Exercise directions: Below are the records; copy each line in them that holds the word "time".

(Records from a collection)
◆ ◆ ◆ ◆ ◆ ◆ ◆

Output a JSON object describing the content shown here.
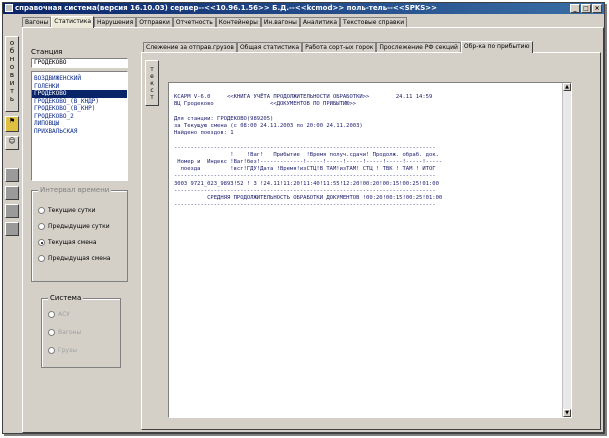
{
  "window": {
    "title": "справочная система(версия 16.10.03) сервер--<<10.96.1.56>> Б.Д.--<<kcmod>> поль-тель--<<SPKS>>",
    "controls": [
      "_",
      "□",
      "×"
    ]
  },
  "left_toolbar": {
    "update_button": "обновить"
  },
  "main_tabs": [
    {
      "label": "Вагоны"
    },
    {
      "label": "Статистика"
    },
    {
      "label": "Нарушения"
    },
    {
      "label": "Отправки"
    },
    {
      "label": "Отчетность"
    },
    {
      "label": "Контейнеры"
    },
    {
      "label": "Ин.вагоны"
    },
    {
      "label": "Аналитика"
    },
    {
      "label": "Текстовые справки"
    }
  ],
  "main_tabs_active": "Статистика",
  "station": {
    "label": "Станция",
    "value": "ГРОДЕКОВО",
    "items": [
      {
        "label": "ВОЗДВИЖЕНСКИЙ"
      },
      {
        "label": "ГОЛЕНКИ"
      },
      {
        "label": "ГРОДЕКОВО"
      },
      {
        "label": "ГРОДЕКОВО_(В_КНДР)"
      },
      {
        "label": "ГРОДЕКОВО_(В_КНР)"
      },
      {
        "label": "ГРОДЕКОВО_2"
      },
      {
        "label": "ЛИПОВЦЫ"
      },
      {
        "label": "ПРИХВАЛЬСКАЯ"
      }
    ],
    "selected": "ГРОДЕКОВО"
  },
  "period_group": {
    "title": "Интервал времени",
    "options": [
      {
        "label": "Текущие сутки"
      },
      {
        "label": "Предыдущие сутки"
      },
      {
        "label": "Текущая смена"
      },
      {
        "label": "Предыдущая смена"
      }
    ],
    "selected": "Текущая смена"
  },
  "system_group": {
    "title": "Система",
    "options": [
      {
        "label": "АСУ"
      },
      {
        "label": "Вагоны"
      },
      {
        "label": "Грузы"
      }
    ]
  },
  "sub_tabs": [
    {
      "label": "Слежение за отправ.грузов"
    },
    {
      "label": "Общая статистика"
    },
    {
      "label": "Работа сорт-ых горок"
    },
    {
      "label": "Прослежение РФ секций"
    },
    {
      "label": "Обр-ка по прибытию"
    }
  ],
  "sub_tabs_active": "Обр-ка по прибытию",
  "text_button": "текст",
  "report": {
    "lines": [
      "",
      "КСАРМ V-6.0     <<КНИГА УЧЁТА ПРОДОЛЖИТЕЛЬНОСТИ ОБРАБОТКИ>>        24.11 14:59",
      "ВЦ Гродеково                 <<ДОКУМЕНТОВ ПО ПРИБЫТИЮ>>",
      "",
      "Для станции: ГРОДЕКОВО(989205)",
      "за Текущую смена (с 08:00 24.11.2003 по 20:00 24.11.2003)",
      "Найдено поездов: 1",
      "",
      "-------------------------------------------------------------------------------",
      "                 !    !Ваг!   Прибытие  !Время получ.сдачи! Продолж. обраб. док.",
      " Номер и  Индекс !Ваг!без!-------------!-----!-----!-----!-----!-----!-----!-----",
      "  поезда         !всг!ГДУ!Дата !Время!изСТЦ!В ТАМ!изТАМ! СТЦ ! ТВК ! ТАМ ! ИТОГ",
      "-------------------------------------------------------------------------------",
      "3003 9721_023_9893!52 ! 3 !24.11!11:20!11:40!11:55!12:20!00:20!00:15!00:25!01:00",
      "-------------------------------------------------------------------------------",
      "          СРЕДНЯЯ ПРОДОЛЖИТЕЛЬНОСТЬ ОБРАБОТКИ ДОКУМЕНТОВ !00:20!00:15!00:25!01:00",
      "-------------------------------------------------------------------------------"
    ]
  }
}
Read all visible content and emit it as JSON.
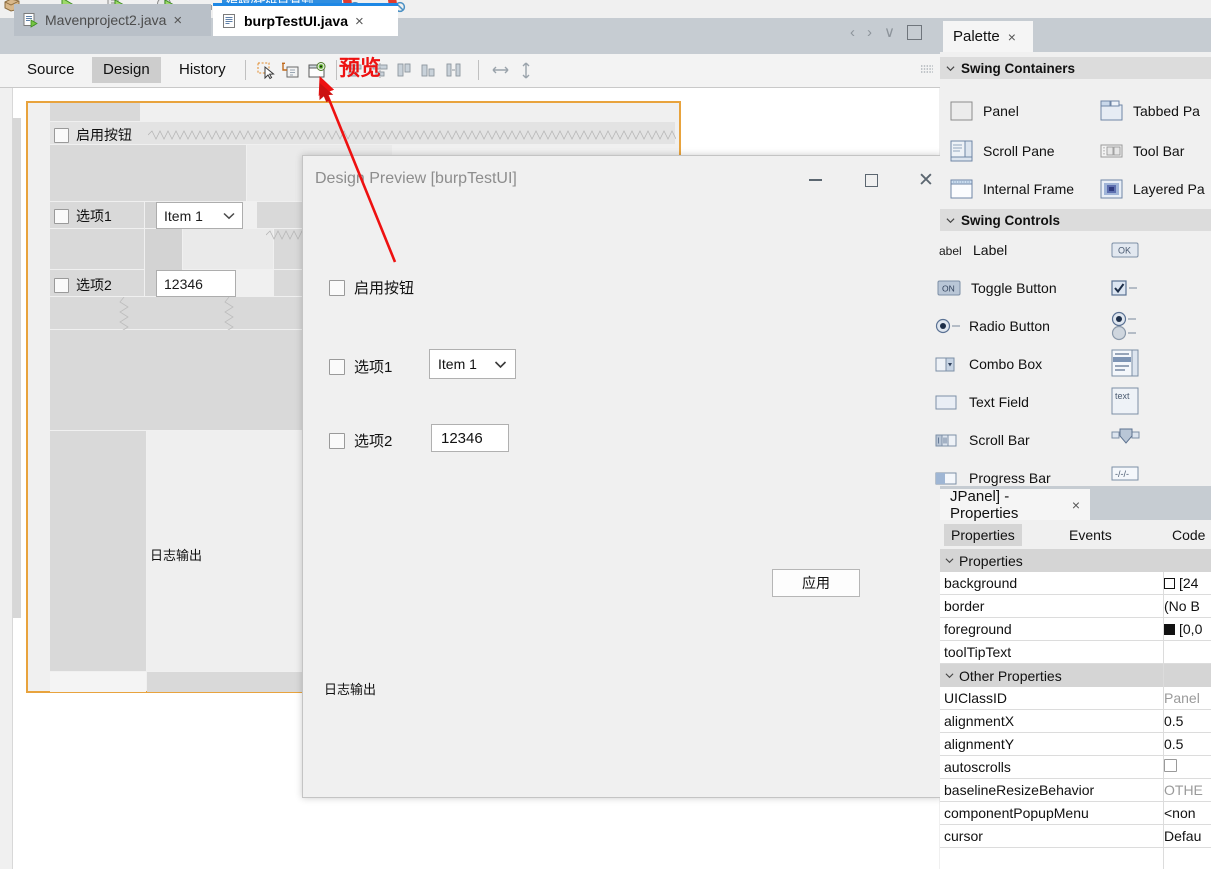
{
  "app_toolbar": {
    "highlight_label": "编辑/代码已复制",
    "icons": [
      "open-file-icon",
      "run-icon",
      "debug-file-icon",
      "profile-icon",
      "separator-dot",
      "stop-icon",
      "stop-alt-icon"
    ]
  },
  "editor_tabs": [
    {
      "label": "Mavenproject2.java",
      "active": false,
      "close": "×",
      "icon": "java-class-icon"
    },
    {
      "label": "burpTestUI.java",
      "active": true,
      "close": "×",
      "icon": "java-form-icon"
    }
  ],
  "tab_nav": {
    "back": "‹",
    "forward": "›",
    "dropdown": "∨",
    "maximize": "maximize-icon"
  },
  "design_toolbar": {
    "modes": [
      {
        "label": "Source",
        "selected": false
      },
      {
        "label": "Design",
        "selected": true
      },
      {
        "label": "History",
        "selected": false
      }
    ],
    "icons": [
      "selection-mode-icon",
      "connection-mode-icon",
      "preview-design-icon",
      "align-left-icon",
      "align-center-icon",
      "align-top-icon",
      "align-bottom-icon",
      "space-horizontal-icon",
      "resize-horizontal-icon",
      "resize-vertical-icon"
    ],
    "annotation": "预览"
  },
  "canvas": {
    "checkbox_enable": "启用按钮",
    "checkbox_opt1": "选项1",
    "checkbox_opt2": "选项2",
    "combo_value": "Item 1",
    "textfield_value": "12346",
    "log_label": "日志输出"
  },
  "dialog": {
    "title": "Design Preview [burpTestUI]",
    "minimize": "minimize-icon",
    "maximize": "maximize-icon",
    "close": "close-icon",
    "checkbox_enable": "启用按钮",
    "checkbox_opt1": "选项1",
    "checkbox_opt2": "选项2",
    "combo_value": "Item 1",
    "combo_caret": "∨",
    "textfield_value": "12346",
    "apply_button": "应用",
    "log_label": "日志输出"
  },
  "palette": {
    "tab_title": "Palette",
    "tab_close": "×",
    "sections": [
      {
        "title": "Swing Containers",
        "items": [
          {
            "label": "Panel",
            "icon": "panel-icon"
          },
          {
            "label": "Tabbed Pa",
            "icon": "tabbed-pane-icon"
          },
          {
            "label": "Scroll Pane",
            "icon": "scroll-pane-icon"
          },
          {
            "label": "Tool Bar",
            "icon": "tool-bar-icon"
          },
          {
            "label": "Internal Frame",
            "icon": "internal-frame-icon"
          },
          {
            "label": "Layered Pa",
            "icon": "layered-pane-icon"
          }
        ]
      },
      {
        "title": "Swing Controls",
        "items": [
          {
            "label": "Label",
            "icon": "label-icon"
          },
          {
            "label": "",
            "icon": "button-icon"
          },
          {
            "label": "Toggle Button",
            "icon": "toggle-button-icon"
          },
          {
            "label": "",
            "icon": "check-box-icon"
          },
          {
            "label": "Radio Button",
            "icon": "radio-button-icon"
          },
          {
            "label": "",
            "icon": "button-group-icon"
          },
          {
            "label": "Combo Box",
            "icon": "combo-box-icon"
          },
          {
            "label": "",
            "icon": "list-icon"
          },
          {
            "label": "Text Field",
            "icon": "text-field-icon"
          },
          {
            "label": "",
            "icon": "text-area-icon"
          },
          {
            "label": "Scroll Bar",
            "icon": "scroll-bar-icon"
          },
          {
            "label": "",
            "icon": "slider-icon"
          },
          {
            "label": "Progress Bar",
            "icon": "progress-bar-icon"
          },
          {
            "label": "",
            "icon": "formatted-field-icon"
          }
        ]
      }
    ]
  },
  "properties": {
    "tab_title": "JPanel] - Properties",
    "tab_close": "×",
    "tabs": [
      {
        "label": "Properties",
        "selected": true
      },
      {
        "label": "Events",
        "selected": false
      },
      {
        "label": "Code",
        "selected": false
      }
    ],
    "section_properties": "Properties",
    "section_other": "Other Properties",
    "rows": [
      {
        "name": "background",
        "value": "[24",
        "swatch": "open",
        "grayed": false
      },
      {
        "name": "border",
        "value": "(No B",
        "swatch": "none",
        "grayed": false
      },
      {
        "name": "foreground",
        "value": "[0,0",
        "swatch": "filled",
        "grayed": false
      },
      {
        "name": "toolTipText",
        "value": "",
        "swatch": "none",
        "grayed": false
      }
    ],
    "other_rows": [
      {
        "name": "UIClassID",
        "value": "Panel",
        "swatch": "none",
        "grayed": true
      },
      {
        "name": "alignmentX",
        "value": "0.5",
        "swatch": "none",
        "grayed": false
      },
      {
        "name": "alignmentY",
        "value": "0.5",
        "swatch": "none",
        "grayed": false
      },
      {
        "name": "autoscrolls",
        "value": "",
        "swatch": "checkbox",
        "grayed": false
      },
      {
        "name": "baselineResizeBehavior",
        "value": "OTHE",
        "swatch": "none",
        "grayed": true
      },
      {
        "name": "componentPopupMenu",
        "value": "<non",
        "swatch": "none",
        "grayed": false
      },
      {
        "name": "cursor",
        "value": "Defau",
        "swatch": "none",
        "grayed": false
      }
    ]
  },
  "colors": {
    "accent_blue": "#1e88e5",
    "annotation_red": "#ee1111",
    "form_border_orange": "#e8a33d",
    "tabbar_gray": "#c6ccd2",
    "panel_bg": "#f0f0f0"
  }
}
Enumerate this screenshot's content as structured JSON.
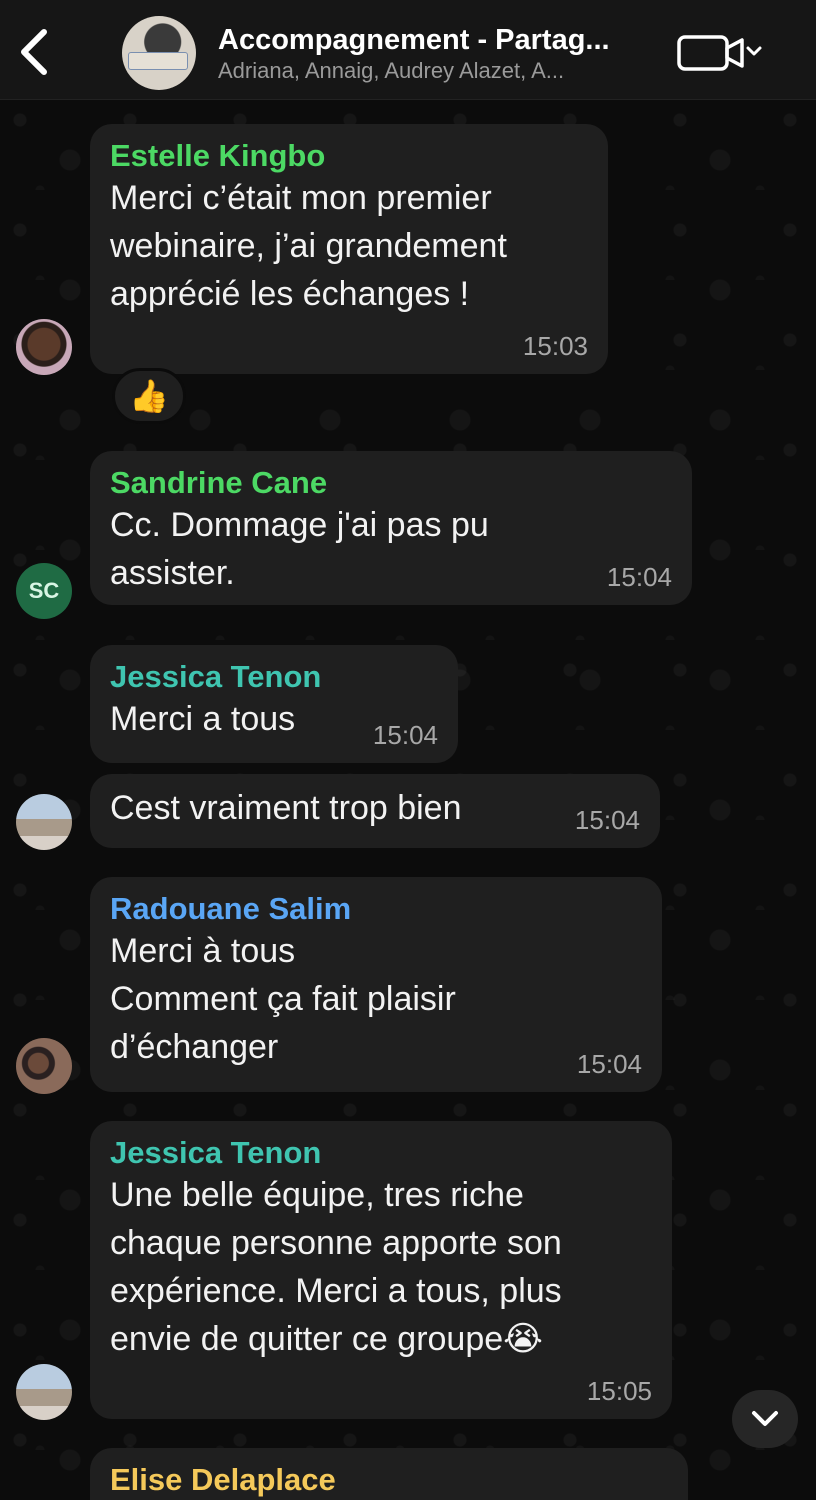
{
  "header": {
    "title": "Accompagnement - Partag...",
    "subtitle": "Adriana, Annaig, Audrey Alazet, A...",
    "back_icon": "chevron-left-icon",
    "video_icon": "video-call-icon"
  },
  "colors": {
    "sender_green": "#4cd964",
    "sender_teal": "#3fc5b0",
    "sender_blue": "#5aa6f5",
    "sender_yellow": "#f5c95a",
    "bubble": "#1f1f1f"
  },
  "messages": [
    {
      "sender": "Estelle Kingbo",
      "lines": [
        "Merci c’était mon premier",
        "webinaire, j’ai grandement",
        "apprécié les échanges !"
      ],
      "time": "15:03",
      "reaction": "👍",
      "avatar": "photo"
    },
    {
      "sender": "Sandrine Cane",
      "lines": [
        "Cc. Dommage j'ai pas pu",
        "assister."
      ],
      "time": "15:04",
      "avatar_initials": "SC"
    },
    {
      "sender": "Jessica Tenon",
      "lines": [
        "Merci a tous"
      ],
      "time": "15:04"
    },
    {
      "sender": "",
      "lines": [
        "Cest vraiment trop bien"
      ],
      "time": "15:04",
      "avatar": "photo"
    },
    {
      "sender": "Radouane Salim",
      "lines": [
        "Merci à tous",
        "Comment ça fait plaisir",
        "d’échanger"
      ],
      "time": "15:04",
      "avatar": "photo"
    },
    {
      "sender": "Jessica Tenon",
      "lines": [
        "Une belle équipe,  tres riche",
        "chaque personne apporte son",
        "expérience. Merci a tous, plus",
        "envie de quitter ce groupe😭"
      ],
      "time": "15:05",
      "avatar": "photo"
    },
    {
      "sender": "Elise Delaplace",
      "lines": [],
      "time": ""
    }
  ],
  "scroll_down_icon": "chevron-down-icon"
}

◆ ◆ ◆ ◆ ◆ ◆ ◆

Response below:
      "time": "15:03",
      "time": "15:04",
      "time": "15:04"
      "time": "15:04",
      "time": "15:04",
      "time": "15:05",
      "time": ""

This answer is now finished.